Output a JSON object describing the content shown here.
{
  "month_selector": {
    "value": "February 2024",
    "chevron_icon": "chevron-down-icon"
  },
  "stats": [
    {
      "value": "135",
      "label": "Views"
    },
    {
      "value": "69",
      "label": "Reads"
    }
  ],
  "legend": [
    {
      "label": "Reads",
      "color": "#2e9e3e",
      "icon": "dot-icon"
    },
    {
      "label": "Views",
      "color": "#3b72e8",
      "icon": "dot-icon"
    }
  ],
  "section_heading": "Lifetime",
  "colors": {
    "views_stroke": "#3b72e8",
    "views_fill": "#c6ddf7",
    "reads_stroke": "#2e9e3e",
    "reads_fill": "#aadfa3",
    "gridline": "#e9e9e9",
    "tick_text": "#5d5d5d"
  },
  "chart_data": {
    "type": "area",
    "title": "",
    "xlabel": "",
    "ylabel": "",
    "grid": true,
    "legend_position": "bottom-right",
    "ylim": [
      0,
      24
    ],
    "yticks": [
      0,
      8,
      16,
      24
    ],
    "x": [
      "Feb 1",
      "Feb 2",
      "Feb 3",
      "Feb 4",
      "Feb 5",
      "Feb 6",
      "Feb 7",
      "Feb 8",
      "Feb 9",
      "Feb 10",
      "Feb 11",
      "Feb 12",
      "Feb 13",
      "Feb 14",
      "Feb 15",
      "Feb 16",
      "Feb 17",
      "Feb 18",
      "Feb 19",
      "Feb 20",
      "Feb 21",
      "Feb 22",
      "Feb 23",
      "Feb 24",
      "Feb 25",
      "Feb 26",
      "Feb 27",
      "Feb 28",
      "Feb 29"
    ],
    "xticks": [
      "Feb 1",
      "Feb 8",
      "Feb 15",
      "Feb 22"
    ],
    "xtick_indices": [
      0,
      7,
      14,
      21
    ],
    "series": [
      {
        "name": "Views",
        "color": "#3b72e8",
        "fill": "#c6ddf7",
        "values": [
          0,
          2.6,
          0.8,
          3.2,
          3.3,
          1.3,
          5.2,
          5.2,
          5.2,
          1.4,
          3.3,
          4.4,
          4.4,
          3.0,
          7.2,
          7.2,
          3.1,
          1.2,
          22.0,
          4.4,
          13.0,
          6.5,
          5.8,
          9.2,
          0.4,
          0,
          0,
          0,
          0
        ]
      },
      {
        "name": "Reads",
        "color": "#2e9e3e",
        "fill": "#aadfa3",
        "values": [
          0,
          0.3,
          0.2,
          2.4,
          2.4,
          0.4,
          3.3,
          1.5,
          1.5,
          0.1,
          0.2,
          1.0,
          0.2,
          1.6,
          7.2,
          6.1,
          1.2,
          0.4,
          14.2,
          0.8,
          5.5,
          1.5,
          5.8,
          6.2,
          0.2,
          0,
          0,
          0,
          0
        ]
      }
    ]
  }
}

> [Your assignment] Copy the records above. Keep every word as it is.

> [Response for this exercise]
Output a JSON object describing the content shown here.
{
  "month_selector": {
    "value": "February 2024",
    "chevron_icon": "chevron-down-icon"
  },
  "stats": [
    {
      "value": "135",
      "label": "Views"
    },
    {
      "value": "69",
      "label": "Reads"
    }
  ],
  "legend": [
    {
      "label": "Reads",
      "color": "#2e9e3e",
      "icon": "dot-icon"
    },
    {
      "label": "Views",
      "color": "#3b72e8",
      "icon": "dot-icon"
    }
  ],
  "section_heading": "Lifetime",
  "colors": {
    "views_stroke": "#3b72e8",
    "views_fill": "#c6ddf7",
    "reads_stroke": "#2e9e3e",
    "reads_fill": "#aadfa3",
    "gridline": "#e9e9e9",
    "tick_text": "#5d5d5d"
  },
  "chart_data": {
    "type": "area",
    "title": "",
    "xlabel": "",
    "ylabel": "",
    "grid": true,
    "legend_position": "bottom-right",
    "ylim": [
      0,
      24
    ],
    "yticks": [
      0,
      8,
      16,
      24
    ],
    "x": [
      "Feb 1",
      "Feb 2",
      "Feb 3",
      "Feb 4",
      "Feb 5",
      "Feb 6",
      "Feb 7",
      "Feb 8",
      "Feb 9",
      "Feb 10",
      "Feb 11",
      "Feb 12",
      "Feb 13",
      "Feb 14",
      "Feb 15",
      "Feb 16",
      "Feb 17",
      "Feb 18",
      "Feb 19",
      "Feb 20",
      "Feb 21",
      "Feb 22",
      "Feb 23",
      "Feb 24",
      "Feb 25",
      "Feb 26",
      "Feb 27",
      "Feb 28",
      "Feb 29"
    ],
    "xticks": [
      "Feb 1",
      "Feb 8",
      "Feb 15",
      "Feb 22"
    ],
    "xtick_indices": [
      0,
      7,
      14,
      21
    ],
    "series": [
      {
        "name": "Views",
        "color": "#3b72e8",
        "fill": "#c6ddf7",
        "values": [
          0,
          2.6,
          0.8,
          3.2,
          3.3,
          1.3,
          5.2,
          5.2,
          5.2,
          1.4,
          3.3,
          4.4,
          4.4,
          3.0,
          7.2,
          7.2,
          3.1,
          1.2,
          22.0,
          4.4,
          13.0,
          6.5,
          5.8,
          9.2,
          0.4,
          0,
          0,
          0,
          0
        ]
      },
      {
        "name": "Reads",
        "color": "#2e9e3e",
        "fill": "#aadfa3",
        "values": [
          0,
          0.3,
          0.2,
          2.4,
          2.4,
          0.4,
          3.3,
          1.5,
          1.5,
          0.1,
          0.2,
          1.0,
          0.2,
          1.6,
          7.2,
          6.1,
          1.2,
          0.4,
          14.2,
          0.8,
          5.5,
          1.5,
          5.8,
          6.2,
          0.2,
          0,
          0,
          0,
          0
        ]
      }
    ]
  }
}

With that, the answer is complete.